Stored dataset items
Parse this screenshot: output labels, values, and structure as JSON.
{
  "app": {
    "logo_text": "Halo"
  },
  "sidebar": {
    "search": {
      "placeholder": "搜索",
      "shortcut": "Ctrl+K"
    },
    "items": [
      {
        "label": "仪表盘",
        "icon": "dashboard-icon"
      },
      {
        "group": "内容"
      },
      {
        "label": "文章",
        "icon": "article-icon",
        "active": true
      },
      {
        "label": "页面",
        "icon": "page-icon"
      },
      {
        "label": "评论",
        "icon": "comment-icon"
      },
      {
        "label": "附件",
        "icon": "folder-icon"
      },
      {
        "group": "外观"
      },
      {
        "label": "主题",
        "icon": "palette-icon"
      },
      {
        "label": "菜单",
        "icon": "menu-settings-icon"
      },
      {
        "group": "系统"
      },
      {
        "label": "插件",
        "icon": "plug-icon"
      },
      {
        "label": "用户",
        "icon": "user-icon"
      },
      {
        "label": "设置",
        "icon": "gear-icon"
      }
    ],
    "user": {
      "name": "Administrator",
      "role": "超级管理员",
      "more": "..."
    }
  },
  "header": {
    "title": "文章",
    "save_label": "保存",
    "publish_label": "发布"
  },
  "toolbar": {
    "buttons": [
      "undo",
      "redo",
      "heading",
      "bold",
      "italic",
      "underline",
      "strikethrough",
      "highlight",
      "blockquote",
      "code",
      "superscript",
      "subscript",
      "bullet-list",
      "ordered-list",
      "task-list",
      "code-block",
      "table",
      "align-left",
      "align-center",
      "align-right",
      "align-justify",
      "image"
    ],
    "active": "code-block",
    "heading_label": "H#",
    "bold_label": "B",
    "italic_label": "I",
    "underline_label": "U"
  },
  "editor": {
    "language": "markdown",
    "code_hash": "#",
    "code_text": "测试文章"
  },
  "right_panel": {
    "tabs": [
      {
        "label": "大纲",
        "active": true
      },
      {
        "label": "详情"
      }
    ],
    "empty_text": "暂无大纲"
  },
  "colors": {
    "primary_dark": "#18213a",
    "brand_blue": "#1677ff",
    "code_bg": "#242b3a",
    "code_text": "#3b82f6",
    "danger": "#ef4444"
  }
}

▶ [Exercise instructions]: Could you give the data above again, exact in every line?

▶ [Worked solution]:
Parse this screenshot: output labels, values, and structure as JSON.
{
  "app": {
    "logo_text": "Halo"
  },
  "sidebar": {
    "search": {
      "placeholder": "搜索",
      "shortcut": "Ctrl+K"
    },
    "items": [
      {
        "label": "仪表盘",
        "icon": "dashboard-icon"
      },
      {
        "group": "内容"
      },
      {
        "label": "文章",
        "icon": "article-icon",
        "active": true
      },
      {
        "label": "页面",
        "icon": "page-icon"
      },
      {
        "label": "评论",
        "icon": "comment-icon"
      },
      {
        "label": "附件",
        "icon": "folder-icon"
      },
      {
        "group": "外观"
      },
      {
        "label": "主题",
        "icon": "palette-icon"
      },
      {
        "label": "菜单",
        "icon": "menu-settings-icon"
      },
      {
        "group": "系统"
      },
      {
        "label": "插件",
        "icon": "plug-icon"
      },
      {
        "label": "用户",
        "icon": "user-icon"
      },
      {
        "label": "设置",
        "icon": "gear-icon"
      }
    ],
    "user": {
      "name": "Administrator",
      "role": "超级管理员",
      "more": "..."
    }
  },
  "header": {
    "title": "文章",
    "save_label": "保存",
    "publish_label": "发布"
  },
  "toolbar": {
    "buttons": [
      "undo",
      "redo",
      "heading",
      "bold",
      "italic",
      "underline",
      "strikethrough",
      "highlight",
      "blockquote",
      "code",
      "superscript",
      "subscript",
      "bullet-list",
      "ordered-list",
      "task-list",
      "code-block",
      "table",
      "align-left",
      "align-center",
      "align-right",
      "align-justify",
      "image"
    ],
    "active": "code-block",
    "heading_label": "H#",
    "bold_label": "B",
    "italic_label": "I",
    "underline_label": "U"
  },
  "editor": {
    "language": "markdown",
    "code_hash": "#",
    "code_text": "测试文章"
  },
  "right_panel": {
    "tabs": [
      {
        "label": "大纲",
        "active": true
      },
      {
        "label": "详情"
      }
    ],
    "empty_text": "暂无大纲"
  },
  "colors": {
    "primary_dark": "#18213a",
    "brand_blue": "#1677ff",
    "code_bg": "#242b3a",
    "code_text": "#3b82f6",
    "danger": "#ef4444"
  }
}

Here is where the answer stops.